One doctor recorded how she was sent unsolicited naked pictures, while another complained that at a BMA Committee meeting, she heard two members ‘braying loudly at their ‘guesstimated’ bra size’ of a female colleague.

Yet, even after the Rooney report, six senior male doctors who had been identified by victims as harassers were allowed to remain in post at the BMA.

Over at Unite, which has more than 100,000 members in the NHS, a leaked internal study showed that more than half of the union’s female officers claimed to have been bullied or harassed.

One officer, Alec McFadden, a Jeremy Corbyn fan from Wallasey, was banned for holding a position at the union after an allegation of harassment, though he denied the charge.

The General Secretary of Unite, Sharon Graham, warned recently that the NHS is ‘being brought to ruin’ by Rishi Sunak’s Government. But what really threatens the NHS is exorbitant pay claims like the nurses’ 17.6 per cent and the even more extravagant 26 per cent from the BMA’s junior doctors.

If the Government caves in to such demands, the healthcare budget will be destroyed, and inflation will spiral out of control amid a feeding frenzy by other unions.

That is what happened during the Winter of Discontent in the 1970s under Jim Callaghan’s Labour Government, as the relentless cycle of wage increases pushed down living standards and pushed up inflation to 25 per cent.

‘There is madness in the air,’ commented Callaghan’s aide Bernard Donoghue at the height of the turmoil. And just as mad is the belief that these tantrum-throwing, money-grabbing health unions are in any position to lecture the Government about fairness and justice.
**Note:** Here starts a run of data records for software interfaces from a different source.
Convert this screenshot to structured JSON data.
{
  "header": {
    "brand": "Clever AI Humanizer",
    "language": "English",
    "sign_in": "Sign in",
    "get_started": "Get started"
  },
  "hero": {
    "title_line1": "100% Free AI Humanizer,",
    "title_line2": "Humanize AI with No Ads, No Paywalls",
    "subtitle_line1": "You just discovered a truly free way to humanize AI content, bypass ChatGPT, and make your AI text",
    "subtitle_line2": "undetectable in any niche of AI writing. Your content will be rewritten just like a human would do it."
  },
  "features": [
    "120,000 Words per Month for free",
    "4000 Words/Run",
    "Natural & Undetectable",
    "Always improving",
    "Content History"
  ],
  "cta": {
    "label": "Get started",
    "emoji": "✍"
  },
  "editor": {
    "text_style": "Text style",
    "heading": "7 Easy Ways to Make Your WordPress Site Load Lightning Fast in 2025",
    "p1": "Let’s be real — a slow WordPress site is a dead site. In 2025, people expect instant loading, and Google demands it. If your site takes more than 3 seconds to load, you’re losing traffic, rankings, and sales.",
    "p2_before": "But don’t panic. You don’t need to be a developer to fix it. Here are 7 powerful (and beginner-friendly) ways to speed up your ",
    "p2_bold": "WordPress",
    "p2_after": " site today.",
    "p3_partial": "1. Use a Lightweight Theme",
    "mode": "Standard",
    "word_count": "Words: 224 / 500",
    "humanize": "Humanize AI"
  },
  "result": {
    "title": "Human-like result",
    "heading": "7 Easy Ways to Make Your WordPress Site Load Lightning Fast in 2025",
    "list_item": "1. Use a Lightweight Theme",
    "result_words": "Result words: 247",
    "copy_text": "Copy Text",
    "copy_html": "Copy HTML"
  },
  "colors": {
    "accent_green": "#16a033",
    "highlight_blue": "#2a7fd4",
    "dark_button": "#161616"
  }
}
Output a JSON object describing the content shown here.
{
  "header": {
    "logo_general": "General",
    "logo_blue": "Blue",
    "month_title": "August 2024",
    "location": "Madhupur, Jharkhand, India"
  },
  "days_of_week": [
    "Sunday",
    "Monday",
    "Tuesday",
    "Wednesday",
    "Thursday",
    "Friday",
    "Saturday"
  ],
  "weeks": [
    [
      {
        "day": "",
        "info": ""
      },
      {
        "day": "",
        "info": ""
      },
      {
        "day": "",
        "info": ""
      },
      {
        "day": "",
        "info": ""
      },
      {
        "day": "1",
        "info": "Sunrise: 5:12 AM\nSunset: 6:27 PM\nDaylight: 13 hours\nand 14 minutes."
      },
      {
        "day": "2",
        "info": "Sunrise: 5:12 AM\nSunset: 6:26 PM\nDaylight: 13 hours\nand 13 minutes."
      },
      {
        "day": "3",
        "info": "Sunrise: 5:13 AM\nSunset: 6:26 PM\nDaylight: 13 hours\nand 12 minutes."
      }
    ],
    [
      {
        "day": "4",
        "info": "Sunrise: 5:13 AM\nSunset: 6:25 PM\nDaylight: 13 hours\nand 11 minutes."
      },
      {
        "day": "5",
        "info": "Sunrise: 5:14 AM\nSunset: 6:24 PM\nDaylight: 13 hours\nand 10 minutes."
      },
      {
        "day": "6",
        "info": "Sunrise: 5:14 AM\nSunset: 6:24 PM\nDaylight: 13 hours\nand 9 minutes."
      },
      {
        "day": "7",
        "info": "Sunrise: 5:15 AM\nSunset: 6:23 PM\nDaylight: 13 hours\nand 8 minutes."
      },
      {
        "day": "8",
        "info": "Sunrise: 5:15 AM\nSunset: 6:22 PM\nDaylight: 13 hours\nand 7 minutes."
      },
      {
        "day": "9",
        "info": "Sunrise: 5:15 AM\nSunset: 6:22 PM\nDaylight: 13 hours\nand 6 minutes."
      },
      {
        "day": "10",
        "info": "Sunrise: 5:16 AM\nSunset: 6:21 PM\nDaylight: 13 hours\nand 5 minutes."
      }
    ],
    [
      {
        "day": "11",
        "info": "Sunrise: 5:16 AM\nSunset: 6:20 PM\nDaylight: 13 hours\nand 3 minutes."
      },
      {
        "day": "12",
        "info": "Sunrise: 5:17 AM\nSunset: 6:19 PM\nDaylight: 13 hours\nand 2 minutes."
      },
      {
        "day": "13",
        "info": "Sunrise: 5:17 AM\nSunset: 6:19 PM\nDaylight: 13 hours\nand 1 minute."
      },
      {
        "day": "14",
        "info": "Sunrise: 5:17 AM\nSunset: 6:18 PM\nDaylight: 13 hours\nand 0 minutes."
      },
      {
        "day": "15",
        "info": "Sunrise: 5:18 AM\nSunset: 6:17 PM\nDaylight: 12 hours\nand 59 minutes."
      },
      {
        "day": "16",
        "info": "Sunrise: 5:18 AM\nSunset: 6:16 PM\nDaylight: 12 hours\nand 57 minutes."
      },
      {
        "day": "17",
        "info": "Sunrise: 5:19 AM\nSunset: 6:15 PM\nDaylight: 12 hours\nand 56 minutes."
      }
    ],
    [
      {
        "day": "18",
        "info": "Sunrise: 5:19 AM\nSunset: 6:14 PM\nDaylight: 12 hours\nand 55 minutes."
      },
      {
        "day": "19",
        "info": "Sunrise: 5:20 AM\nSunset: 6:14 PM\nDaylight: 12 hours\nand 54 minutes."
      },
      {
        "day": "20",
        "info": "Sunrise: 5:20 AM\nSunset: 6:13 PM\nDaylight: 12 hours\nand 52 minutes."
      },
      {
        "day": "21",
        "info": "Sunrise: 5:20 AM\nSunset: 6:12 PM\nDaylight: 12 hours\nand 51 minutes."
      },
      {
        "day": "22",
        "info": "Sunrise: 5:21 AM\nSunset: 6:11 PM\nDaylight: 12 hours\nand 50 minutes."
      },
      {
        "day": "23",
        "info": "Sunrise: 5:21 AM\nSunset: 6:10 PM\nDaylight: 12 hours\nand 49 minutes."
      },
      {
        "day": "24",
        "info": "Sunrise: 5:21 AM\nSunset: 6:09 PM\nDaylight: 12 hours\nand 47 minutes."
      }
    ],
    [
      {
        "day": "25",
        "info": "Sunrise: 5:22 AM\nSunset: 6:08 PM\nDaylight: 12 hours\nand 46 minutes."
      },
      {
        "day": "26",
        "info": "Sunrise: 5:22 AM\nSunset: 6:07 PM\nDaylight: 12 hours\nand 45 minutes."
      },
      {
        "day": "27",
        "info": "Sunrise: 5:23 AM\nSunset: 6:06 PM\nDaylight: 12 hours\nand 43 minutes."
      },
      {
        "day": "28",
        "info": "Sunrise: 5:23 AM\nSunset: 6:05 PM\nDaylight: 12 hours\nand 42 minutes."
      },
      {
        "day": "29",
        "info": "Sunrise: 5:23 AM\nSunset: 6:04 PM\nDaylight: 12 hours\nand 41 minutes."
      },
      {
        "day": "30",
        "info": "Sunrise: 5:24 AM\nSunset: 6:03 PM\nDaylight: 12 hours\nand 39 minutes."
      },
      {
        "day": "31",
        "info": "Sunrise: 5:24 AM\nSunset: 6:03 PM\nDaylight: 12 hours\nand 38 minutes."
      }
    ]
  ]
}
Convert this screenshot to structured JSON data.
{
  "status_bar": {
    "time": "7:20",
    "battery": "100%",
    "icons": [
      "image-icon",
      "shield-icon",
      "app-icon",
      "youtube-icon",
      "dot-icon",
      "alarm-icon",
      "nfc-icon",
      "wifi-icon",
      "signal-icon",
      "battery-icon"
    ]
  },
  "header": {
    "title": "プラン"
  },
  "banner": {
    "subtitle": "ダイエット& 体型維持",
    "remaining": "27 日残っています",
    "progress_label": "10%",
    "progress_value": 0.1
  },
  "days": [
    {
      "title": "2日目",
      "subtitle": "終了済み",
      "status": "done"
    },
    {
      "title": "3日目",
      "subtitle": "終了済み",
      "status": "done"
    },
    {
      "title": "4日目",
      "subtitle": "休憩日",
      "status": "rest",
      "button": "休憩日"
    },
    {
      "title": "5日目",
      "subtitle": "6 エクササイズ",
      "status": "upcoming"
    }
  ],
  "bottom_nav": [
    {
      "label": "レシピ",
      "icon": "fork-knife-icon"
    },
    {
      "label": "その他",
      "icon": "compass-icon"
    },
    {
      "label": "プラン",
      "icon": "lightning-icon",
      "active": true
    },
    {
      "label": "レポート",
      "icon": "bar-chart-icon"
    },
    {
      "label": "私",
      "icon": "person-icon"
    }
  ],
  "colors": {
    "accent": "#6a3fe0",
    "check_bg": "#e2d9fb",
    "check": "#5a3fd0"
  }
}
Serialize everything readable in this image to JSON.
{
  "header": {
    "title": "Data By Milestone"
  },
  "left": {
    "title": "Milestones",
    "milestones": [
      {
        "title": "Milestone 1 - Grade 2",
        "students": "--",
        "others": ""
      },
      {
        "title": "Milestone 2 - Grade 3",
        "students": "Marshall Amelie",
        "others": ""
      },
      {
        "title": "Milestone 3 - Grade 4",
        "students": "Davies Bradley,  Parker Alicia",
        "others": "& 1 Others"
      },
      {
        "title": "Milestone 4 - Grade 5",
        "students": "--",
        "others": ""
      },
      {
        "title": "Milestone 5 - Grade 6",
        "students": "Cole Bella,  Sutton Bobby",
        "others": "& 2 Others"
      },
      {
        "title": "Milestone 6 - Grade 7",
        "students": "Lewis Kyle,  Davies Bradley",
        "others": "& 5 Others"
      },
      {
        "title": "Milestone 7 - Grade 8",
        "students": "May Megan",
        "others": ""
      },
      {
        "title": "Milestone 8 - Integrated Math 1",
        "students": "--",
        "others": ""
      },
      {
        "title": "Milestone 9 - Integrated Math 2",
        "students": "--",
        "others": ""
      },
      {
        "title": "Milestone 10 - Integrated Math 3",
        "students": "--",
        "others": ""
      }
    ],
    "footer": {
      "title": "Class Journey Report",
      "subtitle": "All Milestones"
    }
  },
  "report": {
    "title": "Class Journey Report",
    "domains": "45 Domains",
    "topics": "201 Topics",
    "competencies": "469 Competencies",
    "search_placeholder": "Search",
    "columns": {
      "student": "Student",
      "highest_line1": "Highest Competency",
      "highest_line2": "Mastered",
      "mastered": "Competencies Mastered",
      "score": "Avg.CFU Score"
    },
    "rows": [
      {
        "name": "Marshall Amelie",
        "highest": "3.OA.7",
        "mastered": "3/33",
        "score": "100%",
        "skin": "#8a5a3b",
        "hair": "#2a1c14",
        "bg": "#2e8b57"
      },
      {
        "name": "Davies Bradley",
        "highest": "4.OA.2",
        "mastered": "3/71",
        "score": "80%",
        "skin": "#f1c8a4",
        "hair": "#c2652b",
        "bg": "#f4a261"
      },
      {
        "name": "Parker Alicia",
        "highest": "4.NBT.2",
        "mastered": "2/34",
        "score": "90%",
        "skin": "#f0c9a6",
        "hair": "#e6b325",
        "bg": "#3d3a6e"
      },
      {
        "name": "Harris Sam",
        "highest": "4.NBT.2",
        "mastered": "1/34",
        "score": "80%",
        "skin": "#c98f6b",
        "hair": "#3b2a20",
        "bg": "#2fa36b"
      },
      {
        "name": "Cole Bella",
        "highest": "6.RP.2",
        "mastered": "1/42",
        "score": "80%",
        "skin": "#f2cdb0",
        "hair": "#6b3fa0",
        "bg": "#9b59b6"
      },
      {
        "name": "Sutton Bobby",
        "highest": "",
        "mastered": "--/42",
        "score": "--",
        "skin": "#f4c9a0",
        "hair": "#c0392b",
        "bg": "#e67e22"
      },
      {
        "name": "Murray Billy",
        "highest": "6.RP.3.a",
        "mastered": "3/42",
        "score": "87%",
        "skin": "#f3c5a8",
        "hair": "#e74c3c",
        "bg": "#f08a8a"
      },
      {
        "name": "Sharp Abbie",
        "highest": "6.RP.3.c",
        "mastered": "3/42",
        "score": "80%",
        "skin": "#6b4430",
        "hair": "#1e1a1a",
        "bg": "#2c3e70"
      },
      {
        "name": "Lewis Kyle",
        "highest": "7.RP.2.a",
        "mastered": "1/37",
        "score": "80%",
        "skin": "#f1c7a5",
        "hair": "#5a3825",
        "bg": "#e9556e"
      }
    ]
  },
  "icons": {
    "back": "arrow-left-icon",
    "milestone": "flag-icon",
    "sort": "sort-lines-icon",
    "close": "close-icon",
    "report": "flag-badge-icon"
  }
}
Instead of dreaming of the picket lines, they should put their own squalid houses in order.

[ad_2]

Source link